United States & Japan sign organic equivalence deal

The first organic equivalence agreement made in Asia by the United States and the first without organic standards exceptions was signed on September 26 between the U.S. and Japan at All Things Organic, Natural Products Expo East in Baltimore.

Present at the announcement were Mr. Satoshi Kunii, director, Labeling Standards Division, and Mr. Takuro Mukae, associate director, Sanitary and Phytosanitary Affairs, of Japan’s Ministry of Agriculture, Food and Fisheries (MAFF) for Japan, and administrator Anne Alonzo of the U.S. Department of Agriculture’s Agricultural Marketing Service and Ambassador Isi Siddiqui of the Office of the U.S. Trade Representative for the United States.

U.S. officials noted the organic equivalence agreement will reopen the important Japanese consumer market for U.S. organic producers of all sizes and create jobs and opportunity for the U.S. organic food and farming sector.

“This monumental agreement will further create jobs in the already growing U.S. organic sector, spark additional market growth, and be mutually beneficial to producers both in the U.S. and Japan and to consumers who choose organic products,” said Laura Batcha, executive vice president of the U.S. Organic Trade Association.

Assessments conducted in Japan and the U.S. leading up to the signing found organic management, accreditation, certification and enforcement programs are in place in both countries, and conform to each other’s respective programs.

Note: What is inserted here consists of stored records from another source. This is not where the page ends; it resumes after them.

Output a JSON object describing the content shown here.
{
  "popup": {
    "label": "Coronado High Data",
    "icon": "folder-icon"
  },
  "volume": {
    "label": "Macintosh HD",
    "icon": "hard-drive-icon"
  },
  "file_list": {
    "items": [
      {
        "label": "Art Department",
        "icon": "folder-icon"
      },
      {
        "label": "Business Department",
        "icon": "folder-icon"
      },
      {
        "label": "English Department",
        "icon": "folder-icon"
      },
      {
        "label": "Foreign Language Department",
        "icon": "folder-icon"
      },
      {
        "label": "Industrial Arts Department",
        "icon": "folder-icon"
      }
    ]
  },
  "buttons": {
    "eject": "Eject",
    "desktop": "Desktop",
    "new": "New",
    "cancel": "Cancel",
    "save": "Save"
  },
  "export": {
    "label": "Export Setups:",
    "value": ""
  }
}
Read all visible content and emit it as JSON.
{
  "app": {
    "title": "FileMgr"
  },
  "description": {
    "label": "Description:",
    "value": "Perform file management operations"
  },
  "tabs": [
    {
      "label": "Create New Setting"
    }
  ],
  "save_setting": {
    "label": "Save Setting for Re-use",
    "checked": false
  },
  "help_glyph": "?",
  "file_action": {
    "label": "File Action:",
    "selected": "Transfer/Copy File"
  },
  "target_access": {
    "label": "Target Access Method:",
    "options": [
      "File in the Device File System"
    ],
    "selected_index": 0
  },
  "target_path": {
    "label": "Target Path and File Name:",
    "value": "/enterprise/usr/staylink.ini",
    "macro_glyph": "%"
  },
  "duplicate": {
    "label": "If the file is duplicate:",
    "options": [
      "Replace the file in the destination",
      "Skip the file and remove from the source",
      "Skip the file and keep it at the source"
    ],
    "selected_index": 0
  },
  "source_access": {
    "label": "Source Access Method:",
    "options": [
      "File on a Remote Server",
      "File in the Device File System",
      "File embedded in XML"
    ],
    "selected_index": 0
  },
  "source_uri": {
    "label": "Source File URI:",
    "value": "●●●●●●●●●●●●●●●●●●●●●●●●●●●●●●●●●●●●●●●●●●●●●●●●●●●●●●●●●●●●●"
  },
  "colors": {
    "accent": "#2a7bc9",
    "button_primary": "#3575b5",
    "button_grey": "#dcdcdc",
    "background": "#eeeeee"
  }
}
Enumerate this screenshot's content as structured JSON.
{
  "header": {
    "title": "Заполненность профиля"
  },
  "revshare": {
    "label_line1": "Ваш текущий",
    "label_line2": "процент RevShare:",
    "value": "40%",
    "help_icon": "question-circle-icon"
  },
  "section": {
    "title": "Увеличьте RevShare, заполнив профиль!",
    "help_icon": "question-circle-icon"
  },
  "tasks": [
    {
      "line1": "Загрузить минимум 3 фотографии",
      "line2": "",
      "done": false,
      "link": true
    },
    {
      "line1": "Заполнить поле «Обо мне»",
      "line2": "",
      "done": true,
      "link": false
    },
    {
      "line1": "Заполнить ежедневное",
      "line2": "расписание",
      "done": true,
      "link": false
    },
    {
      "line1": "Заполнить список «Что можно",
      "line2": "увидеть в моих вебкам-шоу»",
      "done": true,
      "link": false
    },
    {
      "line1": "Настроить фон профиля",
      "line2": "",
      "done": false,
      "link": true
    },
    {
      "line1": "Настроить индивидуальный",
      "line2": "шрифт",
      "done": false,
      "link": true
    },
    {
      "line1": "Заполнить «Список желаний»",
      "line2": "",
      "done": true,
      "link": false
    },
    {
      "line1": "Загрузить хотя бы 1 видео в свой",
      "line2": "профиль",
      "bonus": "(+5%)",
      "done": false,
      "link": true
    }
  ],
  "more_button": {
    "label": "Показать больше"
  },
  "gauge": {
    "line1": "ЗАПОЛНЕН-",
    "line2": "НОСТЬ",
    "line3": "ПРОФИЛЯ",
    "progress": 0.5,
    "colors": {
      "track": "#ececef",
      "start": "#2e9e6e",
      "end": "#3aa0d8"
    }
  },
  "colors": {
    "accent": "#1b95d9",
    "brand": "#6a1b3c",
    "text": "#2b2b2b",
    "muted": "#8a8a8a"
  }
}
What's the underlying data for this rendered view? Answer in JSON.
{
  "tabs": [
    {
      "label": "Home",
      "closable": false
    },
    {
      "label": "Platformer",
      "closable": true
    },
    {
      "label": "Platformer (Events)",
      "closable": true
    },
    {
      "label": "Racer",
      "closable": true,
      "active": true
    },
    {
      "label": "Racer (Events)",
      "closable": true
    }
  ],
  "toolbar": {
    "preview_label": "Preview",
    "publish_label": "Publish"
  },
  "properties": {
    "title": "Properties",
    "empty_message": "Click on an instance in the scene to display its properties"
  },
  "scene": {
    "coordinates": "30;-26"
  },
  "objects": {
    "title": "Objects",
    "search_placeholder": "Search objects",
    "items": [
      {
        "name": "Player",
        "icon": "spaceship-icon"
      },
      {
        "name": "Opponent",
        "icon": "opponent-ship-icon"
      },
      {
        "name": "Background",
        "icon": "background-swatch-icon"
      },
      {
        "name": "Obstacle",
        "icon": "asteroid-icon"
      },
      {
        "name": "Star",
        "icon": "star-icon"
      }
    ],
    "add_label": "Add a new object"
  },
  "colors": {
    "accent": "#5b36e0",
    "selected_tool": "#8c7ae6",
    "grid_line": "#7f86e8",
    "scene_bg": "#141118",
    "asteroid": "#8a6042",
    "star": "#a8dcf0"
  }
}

Certified organic products as of January 1, 2014 can move freely between the United States and Japan. Under the agreement, MAFF will recognize USDA’s National Organic Program (NOP) as equivalent to the Japanese Agricultural Standards (JAS) and the MAFF Organic Program, and will allow products produced and certified as meeting USDA’s NOP standards to be marketed as organic in Japan. Likewise, the U. S. will allow Japanese products produced and certified under the JAS Organic Program to be marketed as organic in the U.S. Both countries will require that the accredited certifier must be identified on the product label.

Ms Batcha noted that OTA and the U.S. organic industry advised, advocated for, and facilitated progress towards this historic arrangement.

In June 2009, the U.S. and Canada signed the first equivalency agreement in the world for the organic industry, followed with an organic equivalency agreement signed by the U.S. and EU in February 2012, effective June 12, 2012.